The speeches are rehearsed and ready. The microphone is plugged in and working fine. Standing silent, a new school sign remains covered with a blue tarp, awaiting its spotlight. The ceremony is just about underway. This day - a day these fifth graders have worked so diligently toward for more than two years - has finally arrived. Veterans Memorial Elementary School is proudly unveiling their new school sign.
Pride is a virtue these students have earned through involvement in numerous community projects since they began fourth grade. Teachers Gail Damiano and Suzanne Kurasz instill in their students the importance of giving back to the community. "This particular group of children, though, went far beyond the already high expectations we have for our fourth graders," Gail stresses. "The entire state of New Jersey sat up and took notice of the list of their accomplishments."
And that list is long. The children raised a very large sum of money in the fall of 2005 for Hurricane Katrina victims. A year earlier, as fourth graders, they raised money to purchase bulletproof vests for the local police department.
But Gail wants to emphasize the activity these children are most known for. "They single-handedly convinced the New Jersey State Assembly to proclaim the blueberry as the official state fruit."
The arduous efforts of these gallant fourth graders to coax state legislators to officially proclaim the blueberry as New Jersey's state fruit is, well, a story all itself. Suffice to say that the New Jersey "Blueberry Bill" indeed reads, "inspired by the fourth grade classes of Gail Damiano and Suzanne Kurasz of Veterans Memorial Elementary School of Brick Township; Dr. Alyce Anderson, principal."
The governor signed the bill into law in January 2004.
Graduating up to fifth grade in the fall of 2005 these same students felt that a new school sign out on Hendrickson Avenue would provide the school with an effective way to communicate with motorists. Of course, any new sign would not only have to feature the Blueberry Bill, but the school's unicorn mascot as well.

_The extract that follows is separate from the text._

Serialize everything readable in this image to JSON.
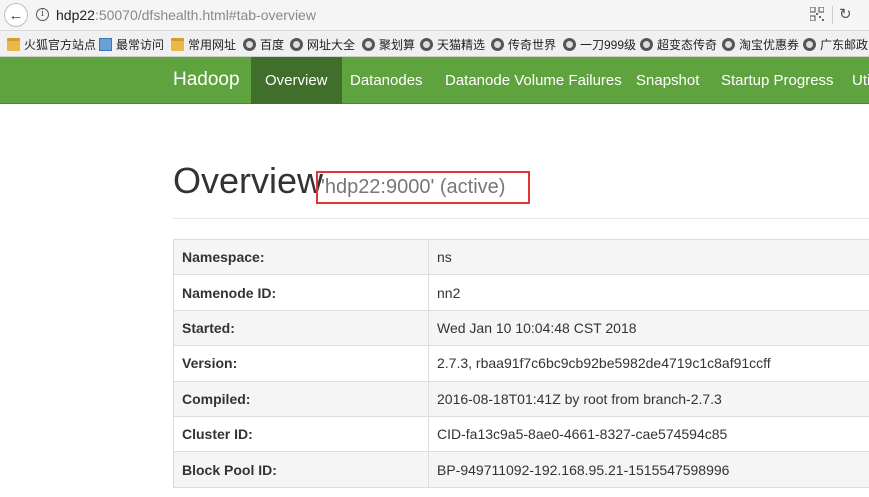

"We worked closely with Stewart Signs to obtain the exact style and design we had envisioned," Gail happily recalls. "Like the students' dealings with the state legislature, we made the sign design a civics lesson. The entire school got to vote on which design would ultimately grace the front of the school."
Gail chuckles, "We really had the art department at Stewart Signs jumping through hoops. With input from our students, Stewart Signs came up with numerous versions of our beloved unicorn. The kids wanted to see him either as a youthful creature or a mature-looking unicorn. As we weren't sure, Stewart's art department really helped us whittle it down to three different designs. At times I felt I was torturing their artists, but it was nothing of the sort! Stewart Signs is not the kind of company that walks into a school and says, 'this is the sign we're selling you and that's it'. Our school and Stewart Signs designed the sign in concert."
On Election Day the unicorn issue was put to a vote. All 700 members of the student body dropped votes into a ballot box set up by the school store. The overwhelming winner was the mature-looking unicorn.
"It had come full circle," Gail pronounces. "From the student-initiated effort of acquiring a state fruit for New Jersey to having a say in which sign would sit in front of the school, these children thoroughly enjoyed participating in the American process."
The school's PTA had previously raised sufficient funds for the sign using the "Box Tops for Education" program through General Mills. One-hundred percent of the purchase price of the sign came from the program.
But now, the unveiling ceremony is about to begin. One by one, five fifth graders recount a story only they could tell. It's a story about hard work, community involvement, and the achievement of a set goal.
Speeches made, the blue tarp is pulled back to reveal their new school sign. The message board quite fittingly reads, CONGRATULATIONS 5TH GRADE CLASS.
"These kids have certainly earned our congratulations," concludes Gail. "They truly know what it means to make a difference."